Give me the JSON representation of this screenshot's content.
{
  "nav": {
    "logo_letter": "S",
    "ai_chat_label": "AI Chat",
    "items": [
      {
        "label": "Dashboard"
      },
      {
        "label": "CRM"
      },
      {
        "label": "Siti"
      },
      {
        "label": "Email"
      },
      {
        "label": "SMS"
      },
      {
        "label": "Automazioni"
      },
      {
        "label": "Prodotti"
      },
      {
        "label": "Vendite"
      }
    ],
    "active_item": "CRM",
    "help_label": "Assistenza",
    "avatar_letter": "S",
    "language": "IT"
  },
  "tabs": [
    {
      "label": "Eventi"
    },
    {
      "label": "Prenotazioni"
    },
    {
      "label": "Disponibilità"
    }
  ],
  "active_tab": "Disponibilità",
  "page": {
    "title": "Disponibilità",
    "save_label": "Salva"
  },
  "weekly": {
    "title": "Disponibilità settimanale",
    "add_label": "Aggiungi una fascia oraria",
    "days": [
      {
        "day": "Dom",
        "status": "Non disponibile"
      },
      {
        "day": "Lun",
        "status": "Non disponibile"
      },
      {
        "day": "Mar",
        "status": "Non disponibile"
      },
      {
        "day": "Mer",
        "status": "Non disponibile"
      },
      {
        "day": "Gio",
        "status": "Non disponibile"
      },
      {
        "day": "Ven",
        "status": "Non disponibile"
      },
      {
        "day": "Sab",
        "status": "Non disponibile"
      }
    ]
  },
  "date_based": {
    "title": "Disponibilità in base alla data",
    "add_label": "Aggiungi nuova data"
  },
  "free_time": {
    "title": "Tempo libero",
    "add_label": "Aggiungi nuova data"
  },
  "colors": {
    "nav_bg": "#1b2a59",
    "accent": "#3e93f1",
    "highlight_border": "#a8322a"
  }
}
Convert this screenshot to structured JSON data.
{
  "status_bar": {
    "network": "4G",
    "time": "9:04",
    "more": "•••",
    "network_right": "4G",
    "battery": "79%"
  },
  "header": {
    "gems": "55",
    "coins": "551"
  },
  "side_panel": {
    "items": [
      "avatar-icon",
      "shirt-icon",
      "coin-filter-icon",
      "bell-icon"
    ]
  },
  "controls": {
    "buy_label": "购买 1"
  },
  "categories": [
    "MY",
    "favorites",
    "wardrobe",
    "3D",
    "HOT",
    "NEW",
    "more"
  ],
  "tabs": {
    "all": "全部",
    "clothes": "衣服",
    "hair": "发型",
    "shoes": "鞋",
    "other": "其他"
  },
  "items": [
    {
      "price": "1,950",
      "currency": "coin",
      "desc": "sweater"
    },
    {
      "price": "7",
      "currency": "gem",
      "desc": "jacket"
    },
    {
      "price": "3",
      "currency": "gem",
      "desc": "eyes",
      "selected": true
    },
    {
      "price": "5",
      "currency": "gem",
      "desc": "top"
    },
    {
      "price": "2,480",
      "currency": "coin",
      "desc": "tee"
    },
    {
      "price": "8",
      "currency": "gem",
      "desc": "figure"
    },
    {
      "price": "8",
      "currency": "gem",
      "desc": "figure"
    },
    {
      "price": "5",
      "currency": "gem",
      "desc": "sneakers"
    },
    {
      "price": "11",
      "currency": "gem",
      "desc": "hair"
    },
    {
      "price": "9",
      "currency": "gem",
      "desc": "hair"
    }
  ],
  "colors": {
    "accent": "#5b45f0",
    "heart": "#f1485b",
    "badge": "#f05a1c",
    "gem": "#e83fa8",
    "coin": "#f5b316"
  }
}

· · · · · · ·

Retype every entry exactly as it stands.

RESPONSE FOR THIS EXERCISE
Give me the JSON representation of this screenshot's content.
{
  "nav": {
    "logo_letter": "S",
    "ai_chat_label": "AI Chat",
    "items": [
      {
        "label": "Dashboard"
      },
      {
        "label": "CRM"
      },
      {
        "label": "Siti"
      },
      {
        "label": "Email"
      },
      {
        "label": "SMS"
      },
      {
        "label": "Automazioni"
      },
      {
        "label": "Prodotti"
      },
      {
        "label": "Vendite"
      }
    ],
    "active_item": "CRM",
    "help_label": "Assistenza",
    "avatar_letter": "S",
    "language": "IT"
  },
  "tabs": [
    {
      "label": "Eventi"
    },
    {
      "label": "Prenotazioni"
    },
    {
      "label": "Disponibilità"
    }
  ],
  "active_tab": "Disponibilità",
  "page": {
    "title": "Disponibilità",
    "save_label": "Salva"
  },
  "weekly": {
    "title": "Disponibilità settimanale",
    "add_label": "Aggiungi una fascia oraria",
    "days": [
      {
        "day": "Dom",
        "status": "Non disponibile"
      },
      {
        "day": "Lun",
        "status": "Non disponibile"
      },
      {
        "day": "Mar",
        "status": "Non disponibile"
      },
      {
        "day": "Mer",
        "status": "Non disponibile"
      },
      {
        "day": "Gio",
        "status": "Non disponibile"
      },
      {
        "day": "Ven",
        "status": "Non disponibile"
      },
      {
        "day": "Sab",
        "status": "Non disponibile"
      }
    ]
  },
  "date_based": {
    "title": "Disponibilità in base alla data",
    "add_label": "Aggiungi nuova data"
  },
  "free_time": {
    "title": "Tempo libero",
    "add_label": "Aggiungi nuova data"
  },
  "colors": {
    "nav_bg": "#1b2a59",
    "accent": "#3e93f1",
    "highlight_border": "#a8322a"
  }
}
Convert this screenshot to structured JSON data.
{
  "status_bar": {
    "network": "4G",
    "time": "9:04",
    "more": "•••",
    "network_right": "4G",
    "battery": "79%"
  },
  "header": {
    "gems": "55",
    "coins": "551"
  },
  "side_panel": {
    "items": [
      "avatar-icon",
      "shirt-icon",
      "coin-filter-icon",
      "bell-icon"
    ]
  },
  "controls": {
    "buy_label": "购买 1"
  },
  "categories": [
    "MY",
    "favorites",
    "wardrobe",
    "3D",
    "HOT",
    "NEW",
    "more"
  ],
  "tabs": {
    "all": "全部",
    "clothes": "衣服",
    "hair": "发型",
    "shoes": "鞋",
    "other": "其他"
  },
  "items": [
    {
      "price": "1,950",
      "currency": "coin",
      "desc": "sweater"
    },
    {
      "price": "7",
      "currency": "gem",
      "desc": "jacket"
    },
    {
      "price": "3",
      "currency": "gem",
      "desc": "eyes",
      "selected": true
    },
    {
      "price": "5",
      "currency": "gem",
      "desc": "top"
    },
    {
      "price": "2,480",
      "currency": "coin",
      "desc": "tee"
    },
    {
      "price": "8",
      "currency": "gem",
      "desc": "figure"
    },
    {
      "price": "8",
      "currency": "gem",
      "desc": "figure"
    },
    {
      "price": "5",
      "currency": "gem",
      "desc": "sneakers"
    },
    {
      "price": "11",
      "currency": "gem",
      "desc": "hair"
    },
    {
      "price": "9",
      "currency": "gem",
      "desc": "hair"
    }
  ],
  "colors": {
    "accent": "#5b45f0",
    "heart": "#f1485b",
    "badge": "#f05a1c",
    "gem": "#e83fa8",
    "coin": "#f5b316"
  }
}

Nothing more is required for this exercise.